NABOKV-L post 0010930, Sun, 16 Jan 2005 17:39:29 -0800

Subject
Fw: Ada, incest, Anatolia, Alexander, Sultans...
Date
Body

----- Original Message -----
From: Jansy Berndt de Souza Mello
To: don barton johnson
Sent: Sunday, January 16, 2005 5:44 AM
Subject: Ada, incest, Anatolia, Alexander, Sultans...


Researched through Google after Orchid´s Ada hint :

Anatolia, Mausoios/Mausolos/Mausoleum/Artemisia/Ada

Caria broke away from Sardis in 412 B.C. to become its own suzerainty with Hyssaldaomus from Mylasa appointed as its satrap. When he died in 387 B.C., his son Hecatomnos ascended to the throne, whereas he was succeeded to the throne by his eldest son, Mausolos in 377 B.C. Mausolos ruled over W. Anatolia and made a number of cities prosperous in the Carian region, but most importantly was the fact that he moved the capital of Caria from Milas to Halicarnassos in 367 B.C. In order for this city to expand, he brought the inhabitants of six of the eight Lelegian cities here, and by encircling the city with walls, he had it adorned with palaces, a theater and temples.
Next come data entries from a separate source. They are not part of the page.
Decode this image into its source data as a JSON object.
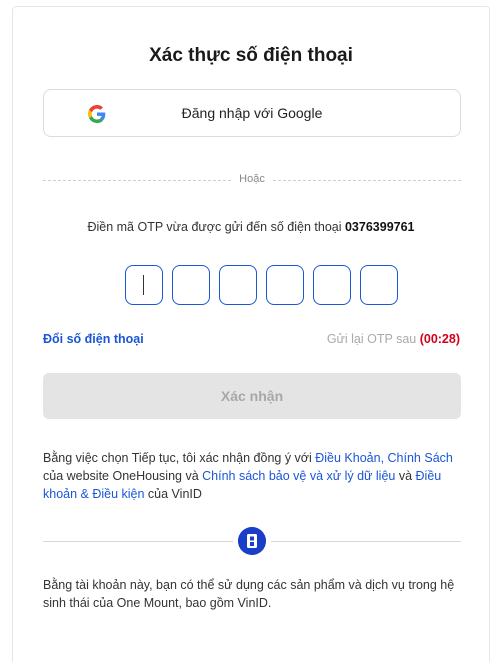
{
  "page": {
    "title": "Xác thực số điện thoại"
  },
  "google": {
    "icon": "google-g-icon",
    "label": "Đăng nhập với Google"
  },
  "divider": {
    "label": "Hoặc"
  },
  "otp": {
    "info_prefix": "Điền mã OTP vừa được gửi đến số điện thoại ",
    "phone": "0376399761",
    "digits": [
      "",
      "",
      "",
      "",
      "",
      ""
    ],
    "accent_color": "#1a56d6"
  },
  "actions": {
    "change_phone": "Đổi số điện thoại",
    "resend_prefix": "Gửi lại OTP sau ",
    "resend_timer": "(00:28)",
    "confirm": "Xác nhận"
  },
  "terms": {
    "t1": "Bằng việc chọn Tiếp tục, tôi xác nhận đồng ý với ",
    "link1": "Điều Khoản, Chính Sách",
    "t2": " của website OneHousing và ",
    "link2": "Chính sách bảo vệ và xử lý dữ liệu",
    "t3": " và ",
    "link3": "Điều khoản & Điều kiện",
    "t4": " của VinID"
  },
  "separator_logo": "one-mount-logo-icon",
  "footer": {
    "note": "Bằng tài khoản này, bạn có thể sử dụng các sản phẩm và dịch vụ trong hệ sinh thái của One Mount, bao gồm VinID."
  }
}
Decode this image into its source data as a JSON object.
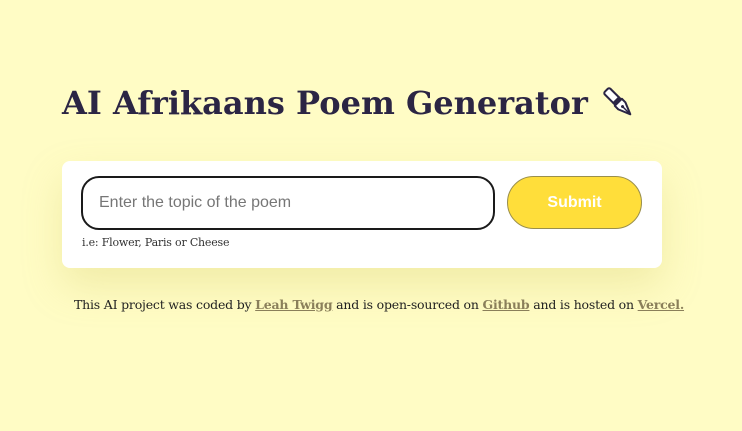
{
  "header": {
    "title": "AI Afrikaans Poem Generator",
    "title_icon": "fountain-pen-icon"
  },
  "form": {
    "topic_placeholder": "Enter the topic of the poem",
    "topic_value": "",
    "submit_label": "Submit",
    "hint": "i.e: Flower, Paris or Cheese"
  },
  "footer": {
    "text_1": "This AI project was coded by",
    "author_link": "Leah Twigg",
    "text_2": "and is open-sourced on",
    "github_link": "Github",
    "text_3": "and is hosted on",
    "vercel_link": "Vercel."
  },
  "colors": {
    "background": "#FFFCC5",
    "title": "#2b2544",
    "submit_bg": "#FFDE3A",
    "link": "#8a7f5a"
  }
}
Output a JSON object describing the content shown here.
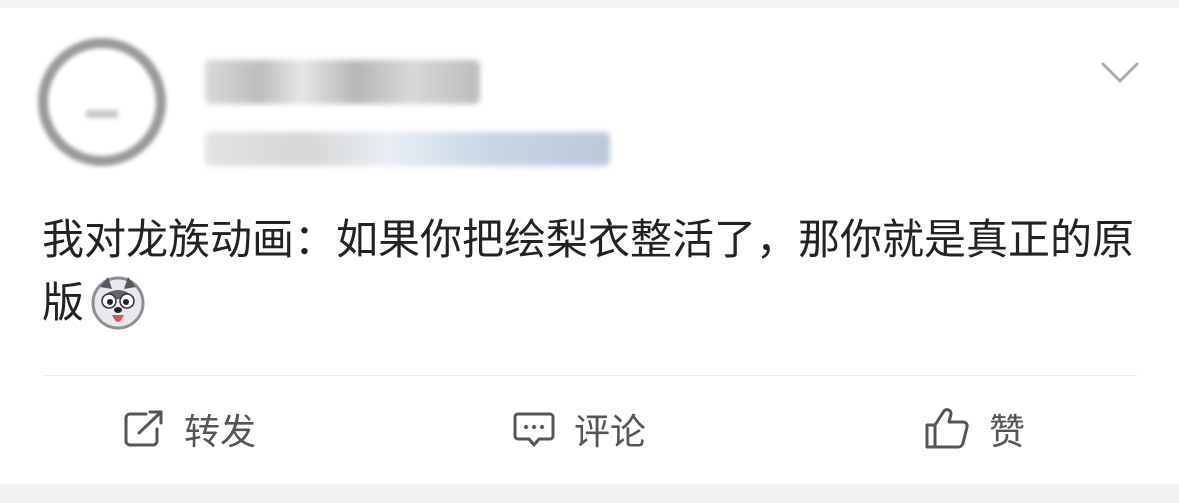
{
  "post": {
    "content": "我对龙族动画：如果你把绘梨衣整活了，那你就是真正的原版"
  },
  "actions": {
    "share_label": "转发",
    "comment_label": "评论",
    "like_label": "赞"
  },
  "icons": {
    "more": "chevron-down-icon",
    "emoji": "husky-tongue-emoji",
    "share": "share-square-arrow-icon",
    "comment": "comment-bubble-icon",
    "like": "thumbs-up-icon"
  }
}
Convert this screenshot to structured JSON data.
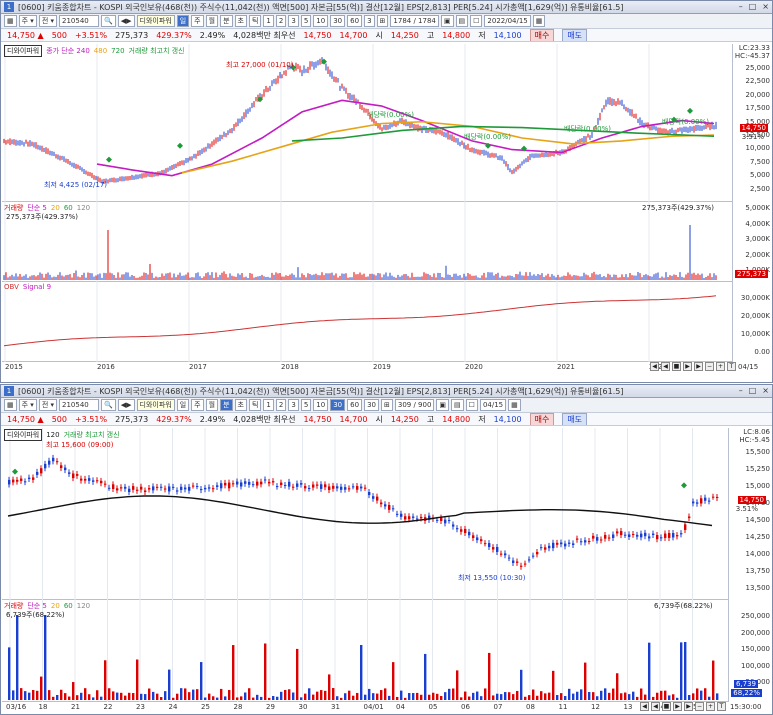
{
  "top": {
    "title_num": "1",
    "title": "[0600] 키움종합차트 - KOSPI 외국인보유(468(천)) 주식수(11,042(천)) 액면[500] 자본금[55(억)] 결산[12월] EPS[2,813] PER[5.24] 시가총액[1,629(억)] 유통비율[61.5]",
    "toolbar": {
      "code": "210540",
      "name": "디와이파워",
      "periods": [
        "일",
        "주",
        "월",
        "분",
        "초",
        "틱"
      ],
      "minutes": [
        "1",
        "2",
        "3",
        "5",
        "10",
        "30",
        "60"
      ],
      "period_count": "3",
      "count": "1784",
      "total": "1784",
      "date": "2022/04/15"
    },
    "quote": {
      "price": "14,750 ▲",
      "change": "500",
      "rate": "+3.51%",
      "volume": "275,373",
      "vol_ratio": "429.37%",
      "turnover": "2.49%",
      "amount": "4,028백만 최우선",
      "ask": "14,750",
      "bid": "14,700",
      "open_label": "시",
      "open": "14,250",
      "high_label": "고",
      "high": "14,800",
      "low_label": "저",
      "low": "14,100",
      "buy": "매수",
      "sell": "매도"
    },
    "price_legend": [
      "디와이파워",
      "종가 단순 240",
      "480",
      "720",
      "거래량 최고치 갱신"
    ],
    "price_ticks": [
      "25,000",
      "22,500",
      "20,000",
      "17,500",
      "15,000",
      "12,500",
      "10,000",
      "7,500",
      "5,000",
      "2,500"
    ],
    "lc": "LC:23.33",
    "hc": "HC:-45.37",
    "last_price": "14,750",
    "last_pct": "3.51%",
    "annotations": {
      "high": "최고 27,000 (01/10)",
      "low": "최저 4,425 (02/17)",
      "div1": "배당락(0.00%)",
      "div2": "배당락(0.00%)",
      "div3": "배당락(0.00%)",
      "div4": "배당락(0.00%)",
      "div5": "배당락(0.00%)"
    },
    "volume_legend": [
      "거래량",
      "단순 5",
      "20",
      "60",
      "120"
    ],
    "volume_value": "275,373주(429.37%)",
    "volume_right": "275,373주(429.37%)",
    "volume_ticks": [
      "5,000K",
      "4,000K",
      "3,000K",
      "2,000K",
      "1,000K"
    ],
    "volume_last": "275,373",
    "obv_legend": [
      "OBV",
      "Signal 9"
    ],
    "obv_ticks": [
      "30,000K",
      "20,000K",
      "10,000K",
      "0.00"
    ],
    "years": [
      "2015",
      "2016",
      "2017",
      "2018",
      "2019",
      "2020",
      "2021",
      "2022"
    ],
    "date_end": "04/15"
  },
  "bottom": {
    "title_num": "1",
    "title": "[0600] 키움종합차트 - KOSPI 외국인보유(468(천)) 주식수(11,042(천)) 액면[500] 자본금[55(억)] 결산[12월] EPS[2,813] PER[5.24] 시가총액[1,629(억)] 유통비율[61.5]",
    "toolbar": {
      "code": "210540",
      "name": "디와이파워",
      "periods": [
        "일",
        "주",
        "월",
        "분",
        "초",
        "틱"
      ],
      "minutes": [
        "1",
        "2",
        "3",
        "5",
        "10",
        "30",
        "60"
      ],
      "period_count": "30",
      "count": "309",
      "total": "900",
      "date": "04/15"
    },
    "quote": {
      "price": "14,750 ▲",
      "change": "500",
      "rate": "+3.51%",
      "volume": "275,373",
      "vol_ratio": "429.37%",
      "turnover": "2.49%",
      "amount": "4,028백만 최우선",
      "ask": "14,750",
      "bid": "14,700",
      "open_label": "시",
      "open": "14,250",
      "high_label": "고",
      "high": "14,800",
      "low_label": "저",
      "low": "14,100",
      "buy": "매수",
      "sell": "매도"
    },
    "price_legend": [
      "디와이파워",
      "120",
      "거래량 최고치 갱신"
    ],
    "price_ticks": [
      "15,500",
      "15,250",
      "15,000",
      "14,750",
      "14,500",
      "14,250",
      "14,000",
      "13,750",
      "13,500"
    ],
    "lc": "LC:8.06",
    "hc": "HC:-5.45",
    "last_price": "14,750",
    "last_pct": "3.51%",
    "annotations": {
      "high": "최고 15,600 (09:00)",
      "low": "최저 13,550 (10:30)"
    },
    "volume_legend": [
      "거래량",
      "단순 5",
      "20",
      "60",
      "120"
    ],
    "volume_value": "6,739주(68.22%)",
    "volume_right": "6,739주(68.22%)",
    "volume_ticks": [
      "250,000",
      "200,000",
      "150,000",
      "100,000",
      "50,000"
    ],
    "volume_last": "6,739",
    "volume_last2": "68,22%",
    "dates": [
      "03/16",
      "18",
      "21",
      "22",
      "23",
      "24",
      "25",
      "28",
      "29",
      "30",
      "31",
      "04/01",
      "04",
      "05",
      "06",
      "07",
      "08",
      "11",
      "12",
      "13",
      "14",
      "15"
    ],
    "time_end": "15:30:00"
  },
  "colors": {
    "up": "#d00000",
    "down": "#1a3fcf",
    "ma240": "#c21cc2",
    "ma480": "#e6a317",
    "ma720": "#1f9a3a",
    "obv": "#c33",
    "ma120": "#111111"
  }
}
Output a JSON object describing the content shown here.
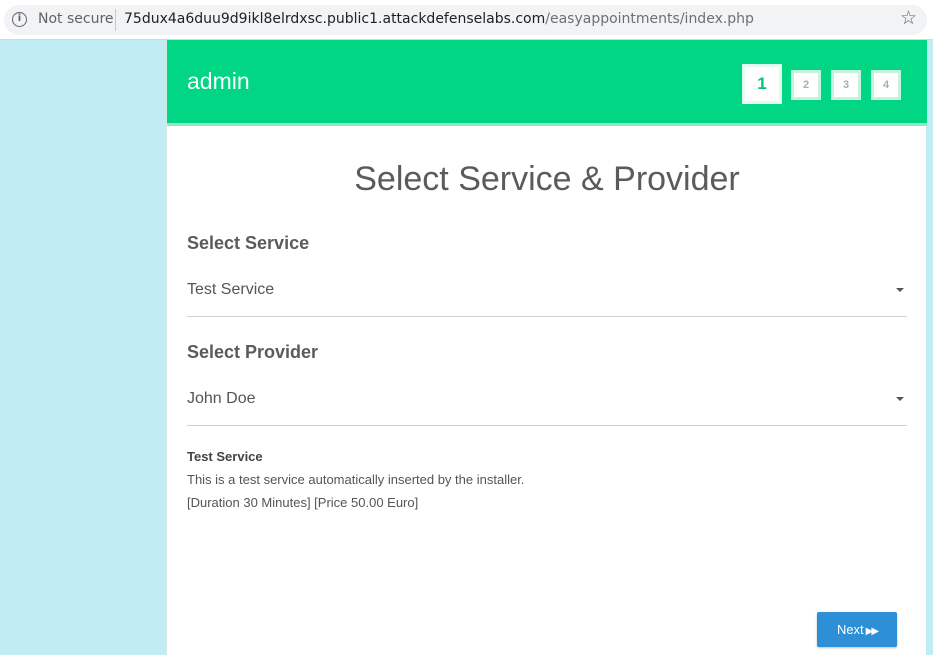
{
  "browser": {
    "security_label": "Not secure",
    "url_host": "75dux4a6duu9d9ikl8elrdxsc.public1.attackdefenselabs.com",
    "url_path": "/easyappointments/index.php"
  },
  "header": {
    "company_name": "admin",
    "steps": [
      "1",
      "2",
      "3",
      "4"
    ],
    "active_step": 1
  },
  "page": {
    "title": "Select Service & Provider"
  },
  "service": {
    "label": "Select Service",
    "selected": "Test Service"
  },
  "provider": {
    "label": "Select Provider",
    "selected": "John Doe"
  },
  "description": {
    "name": "Test Service",
    "text": "This is a test service automatically inserted by the installer.",
    "details": "[Duration 30 Minutes] [Price 50.00 Euro]"
  },
  "actions": {
    "next_label": "Next"
  },
  "colors": {
    "header_bg": "#00d683",
    "page_bg": "#c2ecf3",
    "button_bg": "#2d8fd5"
  }
}
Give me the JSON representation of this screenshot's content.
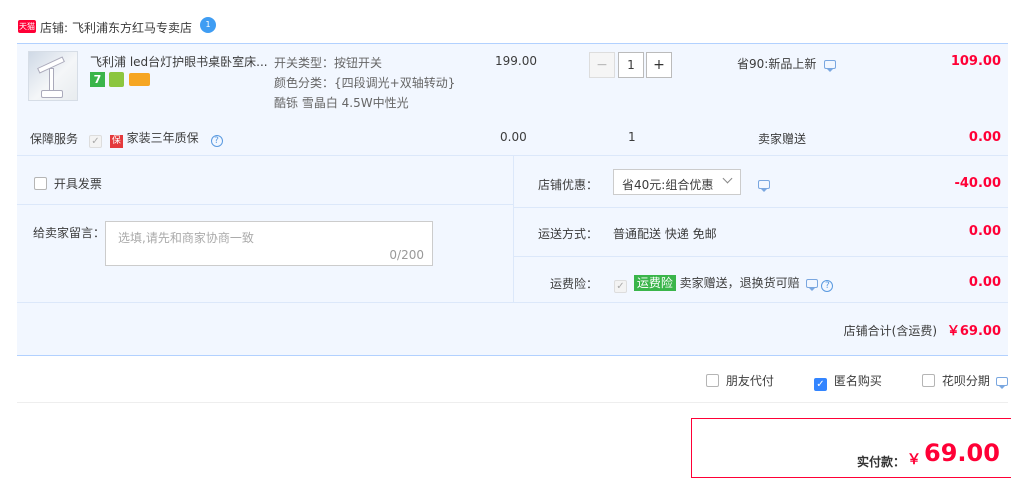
{
  "shop": {
    "badge_text": "天猫",
    "label": "店铺:",
    "name": "飞利浦东方红马专卖店",
    "badge_count": "1"
  },
  "product": {
    "title": "飞利浦 led台灯护眼书桌卧室床...",
    "sku_switch": "开关类型：按钮开关",
    "sku_color": "颜色分类：{四段调光+双轴转动}",
    "sku_color2": "酷铄 雪晶白 4.5W中性光",
    "badge_7": "7",
    "unit_price": "199.00",
    "quantity": "1",
    "decrease_label": "−",
    "increase_label": "+",
    "discount": "省90:新品上新",
    "subtotal": "109.00"
  },
  "service": {
    "label": "保障服务",
    "item_icon": "保",
    "item": "家装三年质保",
    "help": "?",
    "price": "0.00",
    "qty": "1",
    "gift": "卖家赠送",
    "subtotal": "0.00"
  },
  "invoice": {
    "label": "开具发票"
  },
  "store_discount": {
    "label": "店铺优惠：",
    "selected": "省40元:组合优惠",
    "value": "-40.00"
  },
  "message": {
    "label": "给卖家留言：",
    "placeholder": "选填,请先和商家协商一致",
    "counter": "0/200"
  },
  "shipping": {
    "label": "运送方式：",
    "value": "普通配送 快递 免邮",
    "price": "0.00"
  },
  "insurance": {
    "label": "运费险：",
    "tag": "运费险",
    "text": "卖家赠送，退换货可赔",
    "help": "?",
    "price": "0.00"
  },
  "store_total": {
    "label": "店铺合计(含运费)",
    "value": "￥69.00"
  },
  "options": {
    "friend_pay": "朋友代付",
    "anonymous": "匿名购买",
    "huabei": "花呗分期"
  },
  "payment": {
    "label": "实付款：",
    "currency": "￥",
    "value": "69.00"
  },
  "colors": {
    "accent": "#ff0036",
    "panel_bg": "#f2f7ff",
    "border": "#b2d1ff"
  }
}
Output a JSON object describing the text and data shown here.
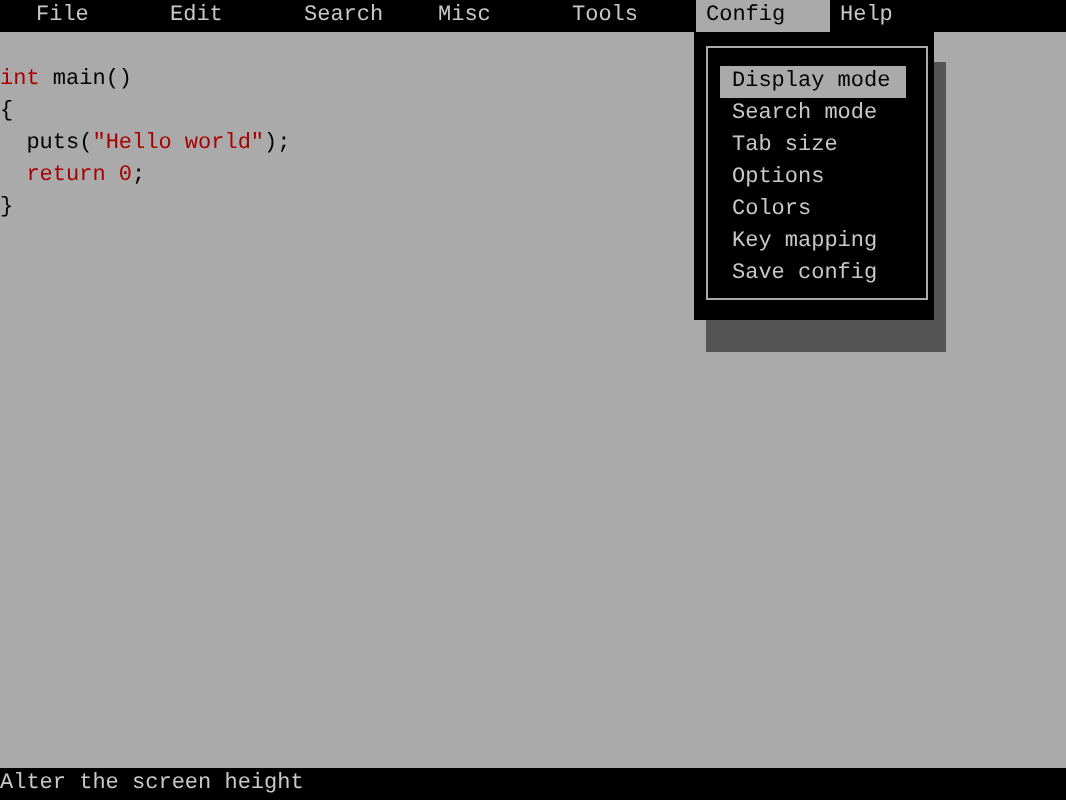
{
  "menu_bar": [
    {
      "label": "File",
      "selected": false
    },
    {
      "label": "Edit",
      "selected": false
    },
    {
      "label": "Search",
      "selected": false
    },
    {
      "label": "Misc",
      "selected": false
    },
    {
      "label": "Tools",
      "selected": false
    },
    {
      "label": "Config",
      "selected": true
    },
    {
      "label": "Help",
      "selected": false
    }
  ],
  "editor": {
    "lines": [
      [
        {
          "kind": "keyword",
          "text": "int"
        },
        {
          "kind": "plain",
          "text": " main()"
        }
      ],
      [
        {
          "kind": "plain",
          "text": "{"
        }
      ],
      [
        {
          "kind": "plain",
          "text": "  puts("
        },
        {
          "kind": "string",
          "text": "\"Hello world\""
        },
        {
          "kind": "plain",
          "text": ");"
        }
      ],
      [
        {
          "kind": "keyword",
          "text": "  return 0"
        },
        {
          "kind": "plain",
          "text": ";"
        }
      ],
      [
        {
          "kind": "plain",
          "text": "}"
        }
      ]
    ]
  },
  "config_menu": {
    "items": [
      {
        "label": "Display mode",
        "selected": true
      },
      {
        "label": "Search mode",
        "selected": false
      },
      {
        "label": "Tab size",
        "selected": false
      },
      {
        "label": "Options",
        "selected": false
      },
      {
        "label": "Colors",
        "selected": false
      },
      {
        "label": "Key mapping",
        "selected": false
      },
      {
        "label": "Save config",
        "selected": false
      }
    ]
  },
  "status_bar": {
    "text": "Alter the screen height"
  }
}
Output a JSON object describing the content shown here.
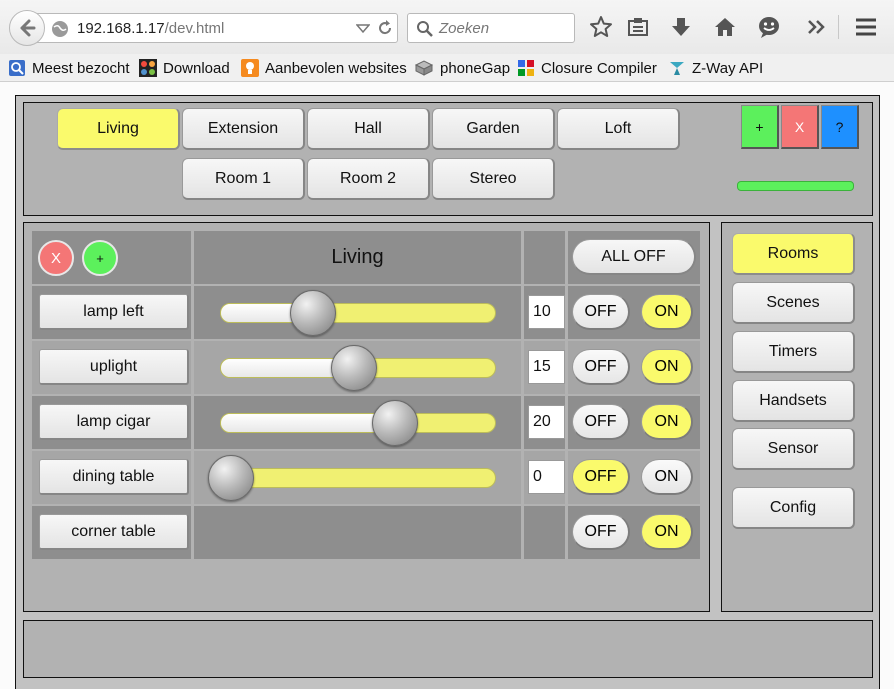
{
  "browser": {
    "url_host": "192.168.1.17",
    "url_path": "/dev.html",
    "search_placeholder": "Zoeken",
    "bookmarks": [
      "Meest bezocht",
      "Download",
      "Aanbevolen websites",
      "phoneGap",
      "Closure Compiler",
      "Z-Way API"
    ]
  },
  "rooms": {
    "tabs": [
      "Living",
      "Extension",
      "Hall",
      "Garden",
      "Loft",
      "Room 1",
      "Room 2",
      "Stereo"
    ],
    "active": "Living"
  },
  "actions": {
    "add": "+",
    "remove": "X",
    "help": "?"
  },
  "colors": {
    "accent_yellow": "#fafa6c",
    "add_green": "#5cf05c",
    "remove_red": "#f47676",
    "help_blue": "#1e90ff"
  },
  "room": {
    "title": "Living",
    "remove_label": "X",
    "add_label": "+",
    "all_off_label": "ALL OFF",
    "devices": [
      {
        "name": "lamp left",
        "dimmer": true,
        "level": 10,
        "state": "ON"
      },
      {
        "name": "uplight",
        "dimmer": true,
        "level": 15,
        "state": "ON"
      },
      {
        "name": "lamp cigar",
        "dimmer": true,
        "level": 20,
        "state": "ON"
      },
      {
        "name": "dining table",
        "dimmer": true,
        "level": 0,
        "state": "OFF"
      },
      {
        "name": "corner table",
        "dimmer": false,
        "state": "ON"
      }
    ],
    "off_label": "OFF",
    "on_label": "ON"
  },
  "menu": [
    "Rooms",
    "Scenes",
    "Timers",
    "Handsets",
    "Sensor",
    "Config"
  ],
  "menu_active": "Rooms"
}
Mausolos died in 353 B.C. after ruling for 24 years, whereby he was succeeded by his wife and sister, Artemisia II. First she conquered a rebellious Rhodes and convinced the Rhodians to accept her as ruler, then later she continued with the construction of her husband's monumental tomb that he began in 355, but died in 351, before its completion in 340. Construction had actually stopped for some time as there was no money left in the Treasury, but the artists worked without pay for the sake of monument tomb artistry and were able to finish it by raising sufficient funds. The tomb, known as the Mausoleum, was destined to become one of the Seven Wonders of the World. According to information recorded by Roman historian Pliny, the tomb consisted of four sections; there was a high base at the lowest level, a gallery of 36 columns upon it, and a roof of 24 steps upon which the statues of Mausolos and his wife were placed. The architect of this 50 m. high mausoleum was Pytheos, and the relief engravings were chiseled by famous sculptors such as Scopas (E side). Leochares (W side), Bryfl (N side) and Timotheos (S side). Unfortunately. this huge tomb had remained standing only until the 14th century, when an earthquake knocked it don. However, the most significant harm was caused by the Knights of Rhodes in the year 1402. when they erected the wails of the castle we see today by plundering the ashlar blocks from the memorial tomb. In 1846, the Ottoman Sultan Abdulmecit passed a decree that permitted the British Ambassador Lord Stratford Canning to ship the friezes of Mausoios that he had seen in the Bodrum Castle to the British Museum. Newton, who was directing excavation work at the time, shipped off the remaining frieze fragments as well as the statues of both Mausolos and his wife Artemisia which were originally on the top of the Mausoleum, to the British Museum in 1857. Today, what remains of this memorial's foundation. measuring 32 x 38 m. can be seen In a field measuring 242.5 x 105 m. next to the road to Gümbet.

When Queen Artemlsia died in 351 B.C.. Idileus ascended to the throne whereby he was succeeded by Ada in 344. However, she was deposed by her younger brother Pixodaros, who exiled Ada to Allnda. When Alexander entered Anatoila in 334. he found Ada in Alinda, whereby she proclaimed him to be her adopted son and In return, he reinstated her to the
Halicarnassos throne.

After Alexander's death, the region was ruled by Lysimachos in 301 and then later on by the Ptolemic dynasty. In 189 B.C., Halicarnassos was forced to become a subject of Rhodes, then over to the Pergamon Kingdom in 167 B.C. The city came under Roman rule after 133 B.C. While the Roman states were being reorganized in the 4th century A.D., Caria constituted a separate state, whereas Halicarnassos became the Archbishopric under the administration of the Aphrodisias Metropolitan.

After the Turks entered Anatolia in 1071, they ater began establishing provinces in the regions they had settled. As a matter of fact, the Turks under command of Mentese Bey took over this region and the established the Mentese Province in 1274. This area was put under Ottoman rule once and for all during the reign of Sultan Suleyman the Magnificent